- Directions for this task -
Determine how many lines in the entries below contain "subtitle", and output that number alone.

- Listed records -
== Segment start ==
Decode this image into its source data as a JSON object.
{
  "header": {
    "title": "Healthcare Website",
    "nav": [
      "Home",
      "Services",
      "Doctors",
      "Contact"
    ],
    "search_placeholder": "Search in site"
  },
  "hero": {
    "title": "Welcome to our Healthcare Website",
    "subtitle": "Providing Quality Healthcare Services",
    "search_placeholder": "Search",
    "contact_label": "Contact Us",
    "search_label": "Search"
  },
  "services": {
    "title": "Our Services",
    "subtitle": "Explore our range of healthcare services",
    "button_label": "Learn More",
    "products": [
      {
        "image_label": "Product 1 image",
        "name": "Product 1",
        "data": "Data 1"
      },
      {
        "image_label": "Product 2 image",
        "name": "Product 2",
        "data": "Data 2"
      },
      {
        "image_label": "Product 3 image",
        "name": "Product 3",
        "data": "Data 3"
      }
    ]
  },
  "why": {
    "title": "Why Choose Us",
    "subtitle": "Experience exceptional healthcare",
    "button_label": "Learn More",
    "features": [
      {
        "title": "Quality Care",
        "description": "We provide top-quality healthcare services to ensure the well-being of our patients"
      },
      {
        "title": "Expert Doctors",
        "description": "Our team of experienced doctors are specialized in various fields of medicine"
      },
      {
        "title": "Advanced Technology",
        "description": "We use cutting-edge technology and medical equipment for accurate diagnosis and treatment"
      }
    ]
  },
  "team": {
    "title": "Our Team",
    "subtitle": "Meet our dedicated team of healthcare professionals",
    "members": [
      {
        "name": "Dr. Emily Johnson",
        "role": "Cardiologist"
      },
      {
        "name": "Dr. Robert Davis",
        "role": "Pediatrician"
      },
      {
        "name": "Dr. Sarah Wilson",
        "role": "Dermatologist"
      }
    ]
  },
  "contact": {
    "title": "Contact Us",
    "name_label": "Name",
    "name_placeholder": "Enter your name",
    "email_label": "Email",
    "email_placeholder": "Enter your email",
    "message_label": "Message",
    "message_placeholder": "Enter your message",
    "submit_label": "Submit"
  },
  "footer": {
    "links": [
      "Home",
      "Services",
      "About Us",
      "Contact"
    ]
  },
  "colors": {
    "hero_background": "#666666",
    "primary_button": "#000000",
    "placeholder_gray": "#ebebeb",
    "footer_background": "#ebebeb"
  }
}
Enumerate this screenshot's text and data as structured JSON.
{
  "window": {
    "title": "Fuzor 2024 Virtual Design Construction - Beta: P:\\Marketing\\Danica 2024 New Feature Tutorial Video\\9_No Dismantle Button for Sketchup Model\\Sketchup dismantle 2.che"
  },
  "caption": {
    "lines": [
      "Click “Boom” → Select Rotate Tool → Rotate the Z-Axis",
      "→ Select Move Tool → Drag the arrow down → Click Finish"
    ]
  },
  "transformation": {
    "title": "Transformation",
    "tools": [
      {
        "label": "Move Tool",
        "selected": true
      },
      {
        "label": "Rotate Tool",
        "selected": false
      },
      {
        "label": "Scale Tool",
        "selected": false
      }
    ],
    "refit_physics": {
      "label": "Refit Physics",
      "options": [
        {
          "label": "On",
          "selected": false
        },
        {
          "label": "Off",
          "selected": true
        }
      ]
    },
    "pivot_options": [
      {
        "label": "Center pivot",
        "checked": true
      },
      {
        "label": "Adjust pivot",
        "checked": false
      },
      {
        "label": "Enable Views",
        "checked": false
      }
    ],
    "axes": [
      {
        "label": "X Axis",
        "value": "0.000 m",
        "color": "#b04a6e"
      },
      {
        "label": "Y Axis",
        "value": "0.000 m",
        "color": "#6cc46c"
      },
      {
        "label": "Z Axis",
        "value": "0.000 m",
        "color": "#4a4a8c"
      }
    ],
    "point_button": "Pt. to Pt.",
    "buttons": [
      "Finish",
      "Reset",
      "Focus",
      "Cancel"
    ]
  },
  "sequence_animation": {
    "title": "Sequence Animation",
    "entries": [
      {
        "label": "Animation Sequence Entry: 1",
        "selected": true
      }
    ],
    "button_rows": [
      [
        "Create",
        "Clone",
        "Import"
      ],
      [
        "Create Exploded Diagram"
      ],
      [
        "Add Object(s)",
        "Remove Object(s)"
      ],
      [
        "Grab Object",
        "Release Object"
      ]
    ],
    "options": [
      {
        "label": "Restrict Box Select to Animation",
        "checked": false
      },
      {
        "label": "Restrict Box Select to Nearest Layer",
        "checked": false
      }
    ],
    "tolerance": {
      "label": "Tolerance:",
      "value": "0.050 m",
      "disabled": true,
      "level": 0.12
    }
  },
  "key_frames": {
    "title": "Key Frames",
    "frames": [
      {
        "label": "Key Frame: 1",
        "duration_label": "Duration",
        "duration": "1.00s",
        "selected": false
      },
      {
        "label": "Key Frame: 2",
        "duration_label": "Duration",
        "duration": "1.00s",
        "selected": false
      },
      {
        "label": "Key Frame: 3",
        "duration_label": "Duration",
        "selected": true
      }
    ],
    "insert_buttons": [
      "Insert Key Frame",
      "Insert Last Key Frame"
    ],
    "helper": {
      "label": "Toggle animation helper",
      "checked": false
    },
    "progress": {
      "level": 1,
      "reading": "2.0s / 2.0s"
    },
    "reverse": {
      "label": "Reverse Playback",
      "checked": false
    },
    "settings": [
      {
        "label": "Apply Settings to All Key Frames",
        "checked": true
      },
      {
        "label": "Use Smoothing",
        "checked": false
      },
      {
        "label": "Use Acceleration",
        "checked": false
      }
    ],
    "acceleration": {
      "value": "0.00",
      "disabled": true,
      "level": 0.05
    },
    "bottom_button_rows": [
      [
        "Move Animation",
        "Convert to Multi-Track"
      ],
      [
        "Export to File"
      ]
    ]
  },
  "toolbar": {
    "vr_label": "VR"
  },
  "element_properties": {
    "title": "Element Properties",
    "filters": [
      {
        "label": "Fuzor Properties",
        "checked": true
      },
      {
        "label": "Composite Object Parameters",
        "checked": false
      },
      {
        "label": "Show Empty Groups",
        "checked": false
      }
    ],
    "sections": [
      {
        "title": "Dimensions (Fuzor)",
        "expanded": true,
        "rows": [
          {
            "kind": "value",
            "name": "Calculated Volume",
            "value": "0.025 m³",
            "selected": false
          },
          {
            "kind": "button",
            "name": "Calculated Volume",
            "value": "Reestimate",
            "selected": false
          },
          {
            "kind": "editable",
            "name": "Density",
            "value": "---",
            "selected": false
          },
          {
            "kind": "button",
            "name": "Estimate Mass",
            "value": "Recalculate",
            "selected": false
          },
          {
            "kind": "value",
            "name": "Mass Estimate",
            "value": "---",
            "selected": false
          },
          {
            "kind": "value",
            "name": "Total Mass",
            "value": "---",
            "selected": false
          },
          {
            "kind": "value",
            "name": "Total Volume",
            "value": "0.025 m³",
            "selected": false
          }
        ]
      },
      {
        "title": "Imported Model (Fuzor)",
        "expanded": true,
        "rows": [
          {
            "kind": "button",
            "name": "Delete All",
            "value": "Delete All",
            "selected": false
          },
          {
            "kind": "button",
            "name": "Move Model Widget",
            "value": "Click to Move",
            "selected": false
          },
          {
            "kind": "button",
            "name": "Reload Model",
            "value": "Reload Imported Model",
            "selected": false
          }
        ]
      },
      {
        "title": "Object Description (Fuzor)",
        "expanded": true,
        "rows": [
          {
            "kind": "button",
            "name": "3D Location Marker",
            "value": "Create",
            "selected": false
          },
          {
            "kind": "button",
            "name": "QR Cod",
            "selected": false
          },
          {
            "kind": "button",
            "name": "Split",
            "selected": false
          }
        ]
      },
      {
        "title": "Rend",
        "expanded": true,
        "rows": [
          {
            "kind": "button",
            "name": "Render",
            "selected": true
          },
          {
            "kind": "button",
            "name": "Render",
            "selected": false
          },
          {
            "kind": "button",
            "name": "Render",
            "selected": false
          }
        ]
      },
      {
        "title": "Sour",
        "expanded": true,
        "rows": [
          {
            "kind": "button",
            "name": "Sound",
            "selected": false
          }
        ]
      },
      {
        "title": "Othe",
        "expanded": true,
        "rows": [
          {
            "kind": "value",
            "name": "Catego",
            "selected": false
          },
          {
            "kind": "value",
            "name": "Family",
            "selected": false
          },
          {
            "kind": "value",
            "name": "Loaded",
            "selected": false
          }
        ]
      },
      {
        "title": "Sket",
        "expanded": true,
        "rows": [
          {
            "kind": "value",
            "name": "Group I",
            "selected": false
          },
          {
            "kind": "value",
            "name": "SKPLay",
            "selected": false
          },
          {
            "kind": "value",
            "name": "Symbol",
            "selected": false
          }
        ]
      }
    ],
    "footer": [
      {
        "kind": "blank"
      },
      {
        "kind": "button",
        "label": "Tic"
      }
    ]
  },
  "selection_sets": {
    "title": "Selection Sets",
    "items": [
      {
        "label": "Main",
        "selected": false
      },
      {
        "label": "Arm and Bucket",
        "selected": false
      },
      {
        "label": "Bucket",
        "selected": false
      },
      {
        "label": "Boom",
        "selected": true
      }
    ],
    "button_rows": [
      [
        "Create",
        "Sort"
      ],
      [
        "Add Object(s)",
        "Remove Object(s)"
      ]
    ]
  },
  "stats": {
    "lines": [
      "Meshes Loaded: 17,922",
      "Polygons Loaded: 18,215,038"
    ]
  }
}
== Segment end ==
- Answer box -
4